As a survivor of the Columbine High School shooting in 1999, it is gut wrenching (and terrifying and exhausting) to learn of the horrific tragedies like the shooting in Nashville time and again.

As both a survivor and a Licensed Professional Counselor, much of my heartache lies in the far-reaching and endless impact of the trauma and loss for families, teachers, faculty and staff, first responders, friends, and the wider community. There is a before and an after. Once touched closely by something so unspeakably devastating, you are never the same. Never could I have predicted that so many would be forced to join this “club” of people permanently changed and informed by their experience with the devastation of mass shootings. 

As is typical in the days following a mass shooting, the news and social media are flooded with posts on both sides of politics demanding and refuting policy changes. People argue about what schools and communities need to be protected. Safety is on everyone’s mind today. Unfortunately, it seems to mostly stay present in the minds of those personally impacted. 

One of the huge challenges is the very split stance on what would make schools (and communities for that matter) safer. Is it armed police at the door? Gun reform? Guns for all staff and teachers? More access to mental health? What is so interesting to me as a therapist is that most people feel very strongly about their belief about what is right and what will keep them (and others) safe. This is because of each individual’s own sense of safety, which is informed by things like background, race, experience, politics, religion, socioeconomic status, past trauma, etcetera. While I don’t have an extreme perspective on gun laws and understand that many owners are responsible and safe, I personally feel less safe with more people having access to guns and open carry laws. I feel super unsafe when I think about people having access to assault weapons like AR-15 style rifles. That said, driven by their own experiences and understanding, I can get how another person’s truth is that they feel safer with more people having access to guns, even assault weapons. 

How do we make impactful change with such polarized views and perceptions of safety? How do we come together to protect our children so they can have a future, so we can move about our communities feeling safer, so we can protect students, parents, school staff, families and first responders from having to bear witness to and live with unimaginable loss and trauma? 
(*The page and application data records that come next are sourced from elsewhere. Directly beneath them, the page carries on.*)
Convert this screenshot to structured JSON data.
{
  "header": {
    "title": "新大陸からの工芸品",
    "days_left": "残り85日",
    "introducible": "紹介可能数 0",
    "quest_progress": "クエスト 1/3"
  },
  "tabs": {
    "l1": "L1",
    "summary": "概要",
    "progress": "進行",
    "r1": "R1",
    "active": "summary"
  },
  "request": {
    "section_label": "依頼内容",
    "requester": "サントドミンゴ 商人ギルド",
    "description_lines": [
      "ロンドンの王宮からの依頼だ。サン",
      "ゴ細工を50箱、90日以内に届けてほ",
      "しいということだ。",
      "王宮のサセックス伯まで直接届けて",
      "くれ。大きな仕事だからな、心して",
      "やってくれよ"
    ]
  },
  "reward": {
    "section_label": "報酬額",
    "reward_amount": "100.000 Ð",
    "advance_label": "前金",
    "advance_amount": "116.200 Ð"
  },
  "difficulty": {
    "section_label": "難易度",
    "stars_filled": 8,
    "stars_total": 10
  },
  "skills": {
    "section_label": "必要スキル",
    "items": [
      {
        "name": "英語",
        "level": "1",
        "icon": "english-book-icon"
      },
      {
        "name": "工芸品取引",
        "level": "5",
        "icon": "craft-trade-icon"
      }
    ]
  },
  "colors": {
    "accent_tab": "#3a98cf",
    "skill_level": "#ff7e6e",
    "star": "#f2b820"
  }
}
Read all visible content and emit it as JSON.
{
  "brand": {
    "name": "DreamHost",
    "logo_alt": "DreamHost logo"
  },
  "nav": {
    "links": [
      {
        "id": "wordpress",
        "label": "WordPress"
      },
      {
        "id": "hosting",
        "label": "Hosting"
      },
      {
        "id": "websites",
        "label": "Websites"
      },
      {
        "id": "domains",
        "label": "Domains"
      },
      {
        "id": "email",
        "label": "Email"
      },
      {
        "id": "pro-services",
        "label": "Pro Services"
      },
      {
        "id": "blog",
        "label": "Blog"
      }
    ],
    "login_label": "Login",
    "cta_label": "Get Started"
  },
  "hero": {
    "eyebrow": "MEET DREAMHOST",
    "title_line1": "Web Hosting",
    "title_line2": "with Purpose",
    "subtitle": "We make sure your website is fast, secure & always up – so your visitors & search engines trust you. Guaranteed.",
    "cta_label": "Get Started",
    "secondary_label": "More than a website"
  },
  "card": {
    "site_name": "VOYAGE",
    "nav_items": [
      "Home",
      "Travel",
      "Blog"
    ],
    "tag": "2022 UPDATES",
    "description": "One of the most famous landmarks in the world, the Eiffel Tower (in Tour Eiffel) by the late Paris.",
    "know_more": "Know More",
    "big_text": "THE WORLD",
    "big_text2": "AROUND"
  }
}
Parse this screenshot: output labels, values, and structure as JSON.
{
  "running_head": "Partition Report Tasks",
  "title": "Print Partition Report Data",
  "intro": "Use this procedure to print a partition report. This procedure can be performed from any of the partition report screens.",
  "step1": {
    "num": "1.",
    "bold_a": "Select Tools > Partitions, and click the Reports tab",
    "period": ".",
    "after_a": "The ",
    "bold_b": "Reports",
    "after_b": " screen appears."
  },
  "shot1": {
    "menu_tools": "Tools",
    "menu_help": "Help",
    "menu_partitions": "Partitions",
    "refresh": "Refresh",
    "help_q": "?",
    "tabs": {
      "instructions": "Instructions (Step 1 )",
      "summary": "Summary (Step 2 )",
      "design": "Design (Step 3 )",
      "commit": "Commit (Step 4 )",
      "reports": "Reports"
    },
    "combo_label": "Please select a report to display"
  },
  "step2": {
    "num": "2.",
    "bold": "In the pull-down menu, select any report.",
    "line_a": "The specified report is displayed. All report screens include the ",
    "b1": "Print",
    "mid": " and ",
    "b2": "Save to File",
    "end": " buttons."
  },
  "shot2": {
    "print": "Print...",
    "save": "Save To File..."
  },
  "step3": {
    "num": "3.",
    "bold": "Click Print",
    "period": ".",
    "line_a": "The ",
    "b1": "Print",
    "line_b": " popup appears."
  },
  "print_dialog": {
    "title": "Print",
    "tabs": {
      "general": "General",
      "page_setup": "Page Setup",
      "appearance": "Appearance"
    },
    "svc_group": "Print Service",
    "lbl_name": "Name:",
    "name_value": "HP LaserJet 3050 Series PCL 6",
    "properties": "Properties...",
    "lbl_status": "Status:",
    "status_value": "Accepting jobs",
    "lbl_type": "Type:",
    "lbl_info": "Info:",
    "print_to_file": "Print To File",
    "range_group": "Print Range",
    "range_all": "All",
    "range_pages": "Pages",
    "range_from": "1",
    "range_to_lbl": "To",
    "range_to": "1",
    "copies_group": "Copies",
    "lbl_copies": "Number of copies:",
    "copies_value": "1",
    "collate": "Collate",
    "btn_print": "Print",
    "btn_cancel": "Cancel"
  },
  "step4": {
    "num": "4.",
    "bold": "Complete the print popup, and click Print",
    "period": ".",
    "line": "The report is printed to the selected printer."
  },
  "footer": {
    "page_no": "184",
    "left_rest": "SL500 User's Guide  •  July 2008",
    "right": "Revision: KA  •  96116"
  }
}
I think it begins with research (much of which has already been done). It begins with what is actually working in places where gun violence has decreased, where mass shootings are few or non-existent. It shouldn’t hinge on political or religious beliefs, on money or power, or on what makes you or I feel safer. It should be based on what is actually protecting the most people, on evidence-based research and data.

While my specialty is mental health, not law, it is clear that countries who have made gun policy changes following mass shootings have seen a decrease in mass shootings, homicide, and suicide. If we can learn from data, not from history repeating itself over and over until nearly everyone is personally touched and traumatized by a mass shooting, reform is necessary. 

It makes sense to me that this data may not make you personally feel safe, and I know you likely have valid reasons why you are against it. However, for the safety of our children (as author Glennon Doyle writes, “There is no such thing as other people’s children”), for the safety of people of color (our fellow human beings), for the greater good and protection of our community at large, let’s do what has been proven to work. Let’s choose the greater good which ultimately, protects us all. 

I implore all of us to not get desensitized or sidetracked by the polarizing stances of leaders and the rhetoric found in the news. We can work together to find a way to make our schools and communities safer. This cannot become the norm that we just adjust and adapt to. We all want our children to come home from school, and none of us want our children, teachers, or communities impacted by the trauma of mass shootings that is happening way too often.

In the meantime, my heart breaks with yours, Nashville, and all of those that came before you. I hold you close and pray over the dark days past and yet to come.